HISTORY OF DREAM ON

Dream On was established by Jennifer Millett-Barrett after she joined a grassroots effort to build a children’s home and two schoolhouses in Ghana in 2007.  Little did Jennifer know, her journey of empowering children through education, clean water, and community health programs would take an unexpected turn to rescuing children from violent and oppressive abuse.

Jennifer discovered the heartbreaking truth that physical and sexual abuse had been taking place at the very children’s home she had helped to create. Upon further investigation, she uncovered that the director of the orphanage was using the children as laborers to construct his personal businesses. He profited from the children’s misery and forced them to smile for unsuspecting and kind-hearted volunteers and donors. Jennifer also discovered that other such operations existed in Ghana. She became determined to rescue and restore health to the children who had been victimized.

Dream On adopted the three-prong approach — prevention, protection, and prosecution — that was formulated by the United Nations and the Protocol to Prevent, Suppress and Punish Trafficking in Persons, Especially Women and Children .  Our prevention programs have consisted of a wide variety of efforts to reduce disease, educate children, initiate community health programs, and empower women. Prosecution of criminals is vital, not only to achieve justice on behalf of the victims, but for governments to publicly condemn criminal acts and deter the abuse and trafficking of children and women. As part of its prosecution efforts, Dream On collaborates with its partners on investigations, legal cases, and witness protection.

The protection of victims is a central program at Dream On. The Department of Social Welfare in Ghana enacted the Child Care Reform Initiative in 2007, which led to the closure of many children’s homes across Ghana over the next several years.  With our ongoing efforts to rescue children from abuse and limited options for safe rehabilitative homes, Dream On expanded its efforts to provide protective programs and created the Dream On Residential Home in partnership with the Enslavement Prevention Alliance – West Africa. For over a decade, Dream On has persevered in the face of corruption and fought for the rights of children in a country where there is a dearth of protective services.

Dream On acknowledges a fourth “P” in its action plan that has been critical to its success — partnerships. Dream On collaborates with government institutions and agencies, tribal elders and chiefs, and non-governmental organizations (NGOs) to advocate for some of Ghana’s most vulnerable children. In a country where resources are limited and children are vulnerable to exploitation, Dream On provides a critical service in protecting victims and paving the way to a brighter future.

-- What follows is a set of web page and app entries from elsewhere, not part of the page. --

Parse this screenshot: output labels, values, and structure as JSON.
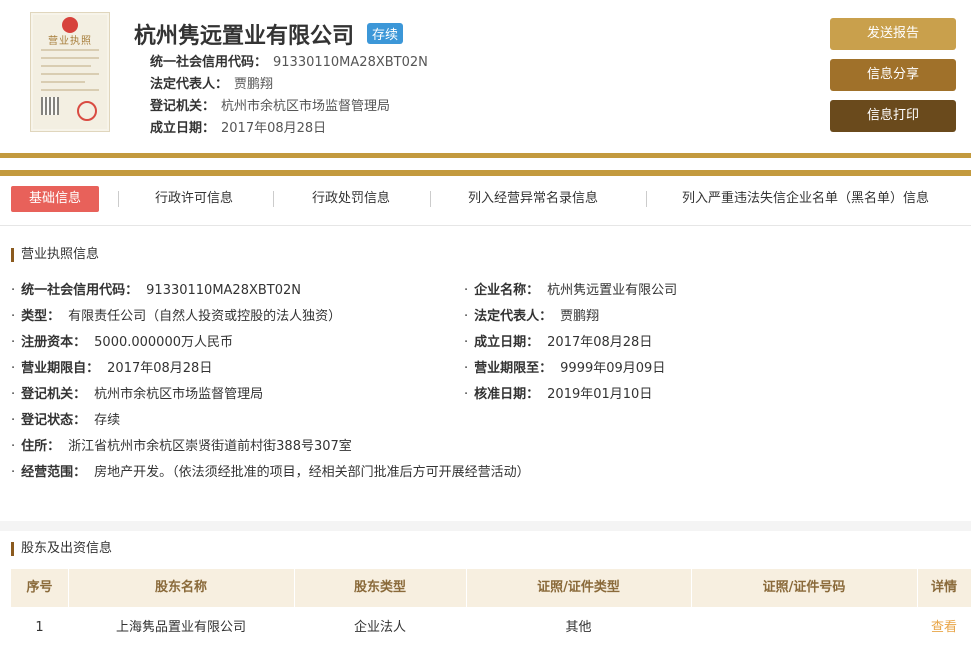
{
  "company": {
    "name": "杭州隽远置业有限公司",
    "status": "存续",
    "credit_code_label": "统一社会信用代码：",
    "credit_code": "91330110MA28XBT02N",
    "legal_rep_label": "法定代表人：",
    "legal_rep": "贾鹏翔",
    "authority_label": "登记机关：",
    "authority": "杭州市余杭区市场监督管理局",
    "established_label": "成立日期：",
    "established": "2017年08月28日"
  },
  "license_image": {
    "title": "营业执照"
  },
  "buttons": {
    "send": "发送报告",
    "share": "信息分享",
    "print": "信息打印"
  },
  "tabs": [
    "基础信息",
    "行政许可信息",
    "行政处罚信息",
    "列入经营异常名录信息",
    "列入严重违法失信企业名单（黑名单）信息"
  ],
  "license_section": {
    "title": "营业执照信息",
    "left": [
      {
        "label": "统一社会信用代码：",
        "value": "91330110MA28XBT02N"
      },
      {
        "label": "类型：",
        "value": "有限责任公司（自然人投资或控股的法人独资）"
      },
      {
        "label": "注册资本：",
        "value": "5000.000000万人民币"
      },
      {
        "label": "营业期限自：",
        "value": "2017年08月28日"
      },
      {
        "label": "登记机关：",
        "value": "杭州市余杭区市场监督管理局"
      },
      {
        "label": "登记状态：",
        "value": "存续"
      },
      {
        "label": "住所：",
        "value": "浙江省杭州市余杭区崇贤街道前村街388号307室"
      },
      {
        "label": "经营范围：",
        "value": "房地产开发。（依法须经批准的项目，经相关部门批准后方可开展经营活动）"
      }
    ],
    "right": [
      {
        "label": "企业名称：",
        "value": "杭州隽远置业有限公司"
      },
      {
        "label": "法定代表人：",
        "value": "贾鹏翔"
      },
      {
        "label": "成立日期：",
        "value": "2017年08月28日"
      },
      {
        "label": "营业期限至：",
        "value": "9999年09月09日"
      },
      {
        "label": "核准日期：",
        "value": "2019年01月10日"
      }
    ]
  },
  "shareholder_section": {
    "title": "股东及出资信息",
    "headers": [
      "序号",
      "股东名称",
      "股东类型",
      "证照/证件类型",
      "证照/证件号码",
      "详情"
    ],
    "rows": [
      [
        "1",
        "上海隽品置业有限公司",
        "企业法人",
        "其他",
        "",
        "查看"
      ]
    ]
  },
  "colors": {
    "gold": "#c39a3e",
    "active_tab": "#e8615a",
    "badge": "#3c97d8"
  }
}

Dream On has an unwavering dedication to human rights and the belief that every person has a right to be free to follow his or her dream.  In fact, every child that Dream On representatives have come into contact with — no matter how dire the circumstances — has held onto a dream.  Dream On has given many children and women the freedom, opportunity, and support to pursue their dreams.

Whether the dream is accessing clean water from a well, an opportunity to attend school, being freed from modern-day slavery, or achieving victory in the courtroom, Dream On International empowers individuals and communities to rise above adversity and realize their dreams.


HiGHLIGHTS of DREAM ON Successes

For more than 10 years, Dream On has undertaken a number of exciting projects that have changed lives, shaped communities, and forged partnerships with government officials, tribal elders, and other private NGOs.  Below are highlights of some of our projects:

 
  • Rescued children from human trafficking, sexual exploitation, and child labor.

  • Partnered with the Enslavement Prevention Alliance - West Africa to create a residential home for children, teens, and young adults who were rescued from sexual violence, slavery, and child labor.

  • Partnered in the construction of a children’s home and two schools in the Volta Region of Ghana.

  • Installed water pumps in the villages of Andokope, Segbedeme, and Kitikpa, Ghana, which brought clean water to over 5,000 people.

  • Brought electricity to the village of Shihalia, Kenya and installed a water pump with a large above-ground tank that serves approximately 3,000 people.

  • Purchased over 1,000 health cards for children in Ghana and provided educational instruction to parents in a community meeting regarding the importance of health care in the prevention of disease.

  • Provided educational sponsorship for over 100 children in Ghana and Kenya through the Preventative Sponsorship Program.

  • Organized a safe house in the Volta Region of Ghana for 6 victims of sexual abuse and who were witnesses for a criminal investigation.

  • Provided witness relocation and protection in several regions of Ghana for children while investigations were conducted and cases tried in a court of law.

  • Initiated sex and health education classes in schools in Ghana.

  • Partnered with Grace Hand for Africa in Mbeya, Tanzania to create Grace Tailoring School and Grace Poultry Project — two income-generating programs that benefit 225 children who were victims of trafficking or were at-risk of human trafficking.

  • Installed electricity at Fodome Woe Elementary School.